Said one of the Univision anchors: “It was a little bit of disrespect for us.”
A voter-ID mutiny launched by two Democratic-controlled Pennsylvania counties “showed signs of spreading across the state Friday, as Philadelphia and a handful of other local governments said they, too, would consider issuing poll-ready identification cards through county-run nursing homes and colleges,” the Philadelphia Inquirer reports.
“The move exploits a loophole in the new law that allows both colleges and senior-care centers to provide such cards to anyone who lives in the county — not just to the people who attend those colleges or reside in those centers.”
“A key witness in a federal grand jury case involving Rep.David Rivera (R-FL) is still missing, but she left important evidence behind for investigators: at least four envelopes that had been stuffed with unreported campaign cash,” the Miami Herald reports.
GOP operative Ana Alliegro delivered the cash-stuffed envelopes to a mail house “that sent out fliers in a congressional race against a Rivera political rival… The FBI has the envelopes to check for fingerprints and handwriting comparisons.”
“Also in the hands of FBI agents: at least six invoices initially made out to the attention of David Rivera — all marked paid ‘cash’ — to cover the mailings for Democratic primary challenger Justin Lamar Sternad, a suspected Rivera straw-man candidate. The congressman demanded that his name be removed from the invoices with Wite-Out, documents and interviews show.”
The Week: “The GOP effort to seize control of the Senate is losing steam, and some Democrats are boasting that even the GOP’s House majority is imperiled.”
Paul Ryan “was booed at the annual AARP convention Friday after saying that, if elected, their Republican administration would repeal the nation’s healthcare law as the best way to save Medicare,” the Los Angeles Times reports.
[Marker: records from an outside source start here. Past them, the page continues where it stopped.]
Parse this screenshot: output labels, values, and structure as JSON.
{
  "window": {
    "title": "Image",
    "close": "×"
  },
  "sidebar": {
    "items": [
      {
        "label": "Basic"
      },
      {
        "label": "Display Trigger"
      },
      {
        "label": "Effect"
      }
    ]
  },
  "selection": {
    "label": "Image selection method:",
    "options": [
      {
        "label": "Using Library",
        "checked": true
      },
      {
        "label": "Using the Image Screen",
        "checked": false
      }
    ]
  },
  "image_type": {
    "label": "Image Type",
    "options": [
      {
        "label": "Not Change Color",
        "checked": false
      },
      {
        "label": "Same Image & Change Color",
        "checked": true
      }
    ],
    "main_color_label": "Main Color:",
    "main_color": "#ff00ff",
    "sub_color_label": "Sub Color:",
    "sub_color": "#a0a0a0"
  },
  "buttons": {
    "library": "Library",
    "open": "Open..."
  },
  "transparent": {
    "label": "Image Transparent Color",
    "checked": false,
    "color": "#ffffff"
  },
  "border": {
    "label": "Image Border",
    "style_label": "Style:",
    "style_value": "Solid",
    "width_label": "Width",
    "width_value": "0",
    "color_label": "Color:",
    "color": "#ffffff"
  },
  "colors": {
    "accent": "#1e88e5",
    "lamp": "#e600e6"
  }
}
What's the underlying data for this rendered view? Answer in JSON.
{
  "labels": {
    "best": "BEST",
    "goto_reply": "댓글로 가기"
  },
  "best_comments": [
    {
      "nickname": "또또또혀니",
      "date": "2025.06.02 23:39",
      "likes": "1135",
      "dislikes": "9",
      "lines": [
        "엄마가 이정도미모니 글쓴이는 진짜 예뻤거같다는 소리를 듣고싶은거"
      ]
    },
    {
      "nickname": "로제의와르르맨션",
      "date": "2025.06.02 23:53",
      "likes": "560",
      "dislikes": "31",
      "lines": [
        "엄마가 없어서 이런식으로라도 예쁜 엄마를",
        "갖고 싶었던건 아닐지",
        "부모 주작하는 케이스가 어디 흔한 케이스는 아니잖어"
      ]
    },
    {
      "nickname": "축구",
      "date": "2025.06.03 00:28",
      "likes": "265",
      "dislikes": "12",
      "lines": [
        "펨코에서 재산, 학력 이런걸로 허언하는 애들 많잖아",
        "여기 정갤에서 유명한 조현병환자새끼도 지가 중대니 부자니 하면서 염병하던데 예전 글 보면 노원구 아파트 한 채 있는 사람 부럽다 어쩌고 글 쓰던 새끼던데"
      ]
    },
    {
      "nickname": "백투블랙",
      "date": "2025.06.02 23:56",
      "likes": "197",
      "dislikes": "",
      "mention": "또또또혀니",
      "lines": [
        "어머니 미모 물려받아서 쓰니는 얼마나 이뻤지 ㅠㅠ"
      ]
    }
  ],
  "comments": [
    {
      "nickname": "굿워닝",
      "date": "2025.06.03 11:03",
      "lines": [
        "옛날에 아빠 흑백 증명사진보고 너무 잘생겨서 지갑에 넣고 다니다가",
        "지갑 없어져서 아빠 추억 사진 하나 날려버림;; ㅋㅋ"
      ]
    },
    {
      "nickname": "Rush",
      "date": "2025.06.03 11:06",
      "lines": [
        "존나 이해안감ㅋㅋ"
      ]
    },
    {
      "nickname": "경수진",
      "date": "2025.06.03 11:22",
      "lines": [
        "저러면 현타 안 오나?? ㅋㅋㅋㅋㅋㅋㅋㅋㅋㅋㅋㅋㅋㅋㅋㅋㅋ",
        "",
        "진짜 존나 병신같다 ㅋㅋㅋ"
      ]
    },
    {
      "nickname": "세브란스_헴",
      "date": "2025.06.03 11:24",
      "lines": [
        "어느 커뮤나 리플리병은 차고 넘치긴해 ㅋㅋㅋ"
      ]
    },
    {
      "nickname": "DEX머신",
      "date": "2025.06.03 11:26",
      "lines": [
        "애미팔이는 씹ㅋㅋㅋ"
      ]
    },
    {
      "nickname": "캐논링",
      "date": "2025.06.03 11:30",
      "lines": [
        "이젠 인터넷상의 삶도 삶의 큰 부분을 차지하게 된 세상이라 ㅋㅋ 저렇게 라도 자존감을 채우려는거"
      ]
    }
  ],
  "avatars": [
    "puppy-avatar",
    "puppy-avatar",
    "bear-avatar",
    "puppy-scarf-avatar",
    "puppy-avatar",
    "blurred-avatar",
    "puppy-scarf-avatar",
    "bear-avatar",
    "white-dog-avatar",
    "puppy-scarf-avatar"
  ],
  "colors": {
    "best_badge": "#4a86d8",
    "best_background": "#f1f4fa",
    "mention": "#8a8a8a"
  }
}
“Just five minutes into his talk at the gathering of the powerful 50-and-older lobby, Mitt Romney’s running mate — the architect of the Republican proposal to change Medicare for the next generation of seniors — was repeatedly interrupted as he criticized President Obama’s healthcare law.”
A source close to the Romney campaign told Politico that the decision was made to release Mitt Romney’s 2011 tax return “so that there would be some distance between that headline and the debate, and to do the best the campaign can with an issue on which voters have likely already absorbed a lot of information.”
“There was also no ideal time for the release of the information, but Friday was after five days spent discussing remarks Romney made in a secretly taped fundraising video about 47 percent of Americans considering themselves ‘victims,’ and not paying taxes. Providing information about his own tax rate seems geared toward eliminating the question about whether he himself has at any point not paid taxes, but without providing the returns themselves.”
Think Progress: 10 questions Romney should answer about his taxes.
Mitt Romney’s campaign, in a report filed to the Federal Election Commission this week, showed $50.4 million cash on hand — nearly $40 million less than President Obama’s reported $88 million.
National Journal: “Campaign finance experts say Romney, and Obama for that matter, have masked their true financial figures by reporting money raised by allied groups like the RNC in addition to the principal campaign account. They have presented all of the money as being part of one big pot, but that conflation belies the fact that how a campaign raises cash determines how it can spend it.”
“To a large degree, Romney’s fundraising was never as impressive as his bottom-line hauls suggested because much of the money was earmarked for accounts he doesn’t directly control. Money raised with and for GOP committees still matters, but its value is diminished because the candidate doesn’t directly control it.”
Bloomberg: Who’s really winning the fundraising race?
A new Tampa Bay Times/Miami Herald/Bay News 9 poll in Florida shows Sen. Bill Nelson (D) leads Rep. Connie Mack IV (R) in the U.S. Senate race, 48% to 40%, a three-point shift in the Democrat’s favor since July.Explore posts in the same categories: Candidates, National, Politics